▸ Your instructions:
Scan the listing below for "analysis", then report every line that has it.

▸ Data for this exercise:
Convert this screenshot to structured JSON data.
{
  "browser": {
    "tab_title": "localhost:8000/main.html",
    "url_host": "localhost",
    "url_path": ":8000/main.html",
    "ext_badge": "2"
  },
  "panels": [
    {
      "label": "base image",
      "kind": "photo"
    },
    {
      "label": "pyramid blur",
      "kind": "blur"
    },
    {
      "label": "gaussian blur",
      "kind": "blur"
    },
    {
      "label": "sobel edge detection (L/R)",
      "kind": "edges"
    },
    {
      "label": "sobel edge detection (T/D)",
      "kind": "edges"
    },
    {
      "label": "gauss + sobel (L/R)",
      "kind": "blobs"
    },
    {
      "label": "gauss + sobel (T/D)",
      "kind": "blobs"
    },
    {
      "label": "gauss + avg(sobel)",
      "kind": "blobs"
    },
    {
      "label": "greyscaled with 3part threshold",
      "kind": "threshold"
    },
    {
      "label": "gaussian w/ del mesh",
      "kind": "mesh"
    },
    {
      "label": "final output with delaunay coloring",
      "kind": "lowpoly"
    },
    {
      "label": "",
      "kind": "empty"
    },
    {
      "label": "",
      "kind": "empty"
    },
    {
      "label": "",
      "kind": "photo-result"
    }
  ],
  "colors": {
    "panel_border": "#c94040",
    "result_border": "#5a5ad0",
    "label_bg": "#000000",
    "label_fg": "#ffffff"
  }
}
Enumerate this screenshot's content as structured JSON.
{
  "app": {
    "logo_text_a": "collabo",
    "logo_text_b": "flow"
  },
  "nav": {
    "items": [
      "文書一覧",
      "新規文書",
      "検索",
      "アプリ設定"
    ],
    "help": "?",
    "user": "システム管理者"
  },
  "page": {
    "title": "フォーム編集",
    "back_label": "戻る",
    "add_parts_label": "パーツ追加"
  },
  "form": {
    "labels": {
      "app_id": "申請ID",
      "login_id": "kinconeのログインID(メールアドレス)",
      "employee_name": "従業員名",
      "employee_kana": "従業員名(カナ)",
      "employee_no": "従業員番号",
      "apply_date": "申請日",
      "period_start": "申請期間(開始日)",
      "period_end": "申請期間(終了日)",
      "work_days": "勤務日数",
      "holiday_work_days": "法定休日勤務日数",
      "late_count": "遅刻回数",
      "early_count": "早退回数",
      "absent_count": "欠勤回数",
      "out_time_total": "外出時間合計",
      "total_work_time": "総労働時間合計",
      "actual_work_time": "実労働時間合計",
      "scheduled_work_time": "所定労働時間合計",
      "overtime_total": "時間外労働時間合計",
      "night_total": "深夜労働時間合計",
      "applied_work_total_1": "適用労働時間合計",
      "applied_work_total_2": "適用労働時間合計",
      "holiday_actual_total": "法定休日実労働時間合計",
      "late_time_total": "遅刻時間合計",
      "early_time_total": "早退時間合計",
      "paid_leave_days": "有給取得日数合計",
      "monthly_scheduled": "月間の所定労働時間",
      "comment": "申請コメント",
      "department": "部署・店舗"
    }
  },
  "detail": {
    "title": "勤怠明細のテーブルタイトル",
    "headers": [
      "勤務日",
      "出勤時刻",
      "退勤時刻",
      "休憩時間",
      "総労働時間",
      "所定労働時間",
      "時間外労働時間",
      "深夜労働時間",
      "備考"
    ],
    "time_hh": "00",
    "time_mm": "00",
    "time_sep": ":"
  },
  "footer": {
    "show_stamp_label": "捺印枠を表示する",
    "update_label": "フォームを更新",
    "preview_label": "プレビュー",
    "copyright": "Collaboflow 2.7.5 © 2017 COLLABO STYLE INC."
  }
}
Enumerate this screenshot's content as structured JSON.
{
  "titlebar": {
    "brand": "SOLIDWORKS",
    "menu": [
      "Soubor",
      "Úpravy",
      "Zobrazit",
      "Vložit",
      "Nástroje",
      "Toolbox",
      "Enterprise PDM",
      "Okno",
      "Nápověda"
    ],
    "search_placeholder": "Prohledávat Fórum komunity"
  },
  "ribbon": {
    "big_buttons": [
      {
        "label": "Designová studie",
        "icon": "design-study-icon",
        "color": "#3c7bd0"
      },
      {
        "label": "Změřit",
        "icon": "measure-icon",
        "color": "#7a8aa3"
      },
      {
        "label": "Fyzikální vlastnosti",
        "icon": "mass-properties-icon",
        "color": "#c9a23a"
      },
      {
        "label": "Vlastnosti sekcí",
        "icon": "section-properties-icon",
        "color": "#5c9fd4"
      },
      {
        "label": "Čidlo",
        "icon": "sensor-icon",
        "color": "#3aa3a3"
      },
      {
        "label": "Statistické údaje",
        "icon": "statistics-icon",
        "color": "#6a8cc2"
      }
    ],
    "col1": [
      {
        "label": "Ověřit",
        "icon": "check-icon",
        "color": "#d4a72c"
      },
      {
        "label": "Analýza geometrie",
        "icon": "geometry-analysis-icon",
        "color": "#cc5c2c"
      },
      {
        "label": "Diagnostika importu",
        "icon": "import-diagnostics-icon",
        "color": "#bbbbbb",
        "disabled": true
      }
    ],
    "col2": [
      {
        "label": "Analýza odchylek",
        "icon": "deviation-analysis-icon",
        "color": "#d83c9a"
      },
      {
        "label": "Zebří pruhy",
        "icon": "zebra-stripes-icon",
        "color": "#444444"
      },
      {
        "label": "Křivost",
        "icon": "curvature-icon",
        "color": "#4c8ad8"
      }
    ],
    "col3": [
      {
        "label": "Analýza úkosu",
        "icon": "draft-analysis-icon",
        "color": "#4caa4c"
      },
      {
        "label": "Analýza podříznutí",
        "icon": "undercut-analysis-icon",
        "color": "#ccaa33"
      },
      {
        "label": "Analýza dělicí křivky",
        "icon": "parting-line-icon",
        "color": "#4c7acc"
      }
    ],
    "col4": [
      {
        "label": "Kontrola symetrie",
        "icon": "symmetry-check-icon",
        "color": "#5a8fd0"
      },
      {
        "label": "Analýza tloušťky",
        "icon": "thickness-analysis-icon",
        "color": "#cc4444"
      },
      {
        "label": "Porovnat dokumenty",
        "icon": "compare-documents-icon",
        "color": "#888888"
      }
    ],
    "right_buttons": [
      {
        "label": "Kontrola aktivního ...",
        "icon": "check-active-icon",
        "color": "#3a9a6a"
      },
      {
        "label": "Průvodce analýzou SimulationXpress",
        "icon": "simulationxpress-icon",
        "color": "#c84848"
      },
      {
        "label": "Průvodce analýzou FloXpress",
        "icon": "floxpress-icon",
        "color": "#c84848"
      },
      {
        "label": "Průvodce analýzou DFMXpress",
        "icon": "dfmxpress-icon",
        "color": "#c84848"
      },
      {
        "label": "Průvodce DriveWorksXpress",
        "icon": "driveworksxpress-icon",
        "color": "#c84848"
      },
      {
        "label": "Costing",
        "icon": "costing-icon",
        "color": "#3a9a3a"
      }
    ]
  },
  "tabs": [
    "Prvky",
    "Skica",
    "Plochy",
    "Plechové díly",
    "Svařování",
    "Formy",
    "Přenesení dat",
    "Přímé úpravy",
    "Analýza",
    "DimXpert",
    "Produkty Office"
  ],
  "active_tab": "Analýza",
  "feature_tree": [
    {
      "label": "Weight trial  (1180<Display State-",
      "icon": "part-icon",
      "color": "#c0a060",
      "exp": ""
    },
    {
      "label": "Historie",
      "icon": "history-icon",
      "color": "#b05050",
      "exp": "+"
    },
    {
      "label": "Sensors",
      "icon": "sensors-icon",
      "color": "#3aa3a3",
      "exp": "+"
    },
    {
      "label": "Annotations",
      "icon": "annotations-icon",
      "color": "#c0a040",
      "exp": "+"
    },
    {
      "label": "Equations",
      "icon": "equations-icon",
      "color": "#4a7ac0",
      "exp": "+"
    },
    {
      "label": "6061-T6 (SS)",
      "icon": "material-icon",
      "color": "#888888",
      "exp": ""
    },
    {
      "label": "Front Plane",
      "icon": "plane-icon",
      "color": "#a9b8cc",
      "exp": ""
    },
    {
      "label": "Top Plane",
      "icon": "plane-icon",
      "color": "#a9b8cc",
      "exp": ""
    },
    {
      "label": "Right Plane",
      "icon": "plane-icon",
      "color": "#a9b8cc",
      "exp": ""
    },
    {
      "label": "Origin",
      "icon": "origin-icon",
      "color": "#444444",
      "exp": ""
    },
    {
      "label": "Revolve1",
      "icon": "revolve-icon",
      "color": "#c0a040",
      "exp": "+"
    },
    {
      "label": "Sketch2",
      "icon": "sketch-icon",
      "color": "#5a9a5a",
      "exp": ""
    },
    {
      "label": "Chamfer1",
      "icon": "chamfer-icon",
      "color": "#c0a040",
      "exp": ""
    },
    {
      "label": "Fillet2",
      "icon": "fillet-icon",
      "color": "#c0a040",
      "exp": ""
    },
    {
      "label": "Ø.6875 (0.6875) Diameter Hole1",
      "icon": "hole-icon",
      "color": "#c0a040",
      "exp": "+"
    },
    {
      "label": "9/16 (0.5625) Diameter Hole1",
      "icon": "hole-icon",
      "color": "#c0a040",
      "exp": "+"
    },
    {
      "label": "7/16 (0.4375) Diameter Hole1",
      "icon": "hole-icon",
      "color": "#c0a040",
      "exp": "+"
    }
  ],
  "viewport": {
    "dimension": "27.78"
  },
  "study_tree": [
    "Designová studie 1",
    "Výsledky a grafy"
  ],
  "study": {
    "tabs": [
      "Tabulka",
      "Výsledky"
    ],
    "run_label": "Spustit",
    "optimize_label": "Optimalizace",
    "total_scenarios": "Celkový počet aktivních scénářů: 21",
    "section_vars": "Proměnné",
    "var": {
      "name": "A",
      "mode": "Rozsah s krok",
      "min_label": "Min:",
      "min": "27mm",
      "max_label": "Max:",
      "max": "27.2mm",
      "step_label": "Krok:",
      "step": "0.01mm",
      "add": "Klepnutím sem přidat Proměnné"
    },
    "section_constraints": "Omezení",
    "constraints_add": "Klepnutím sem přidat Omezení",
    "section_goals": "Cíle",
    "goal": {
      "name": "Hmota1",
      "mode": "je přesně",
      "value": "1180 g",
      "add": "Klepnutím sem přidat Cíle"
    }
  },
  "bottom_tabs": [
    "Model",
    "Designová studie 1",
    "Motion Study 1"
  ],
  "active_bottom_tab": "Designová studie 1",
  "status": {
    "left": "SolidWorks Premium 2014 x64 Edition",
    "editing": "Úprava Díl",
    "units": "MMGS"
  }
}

▸ Solution to this task:
        "icon": "geometry-analysis-icon",
        "icon": "deviation-analysis-icon",
        "icon": "draft-analysis-icon",
        "icon": "undercut-analysis-icon",
        "icon": "thickness-analysis-icon",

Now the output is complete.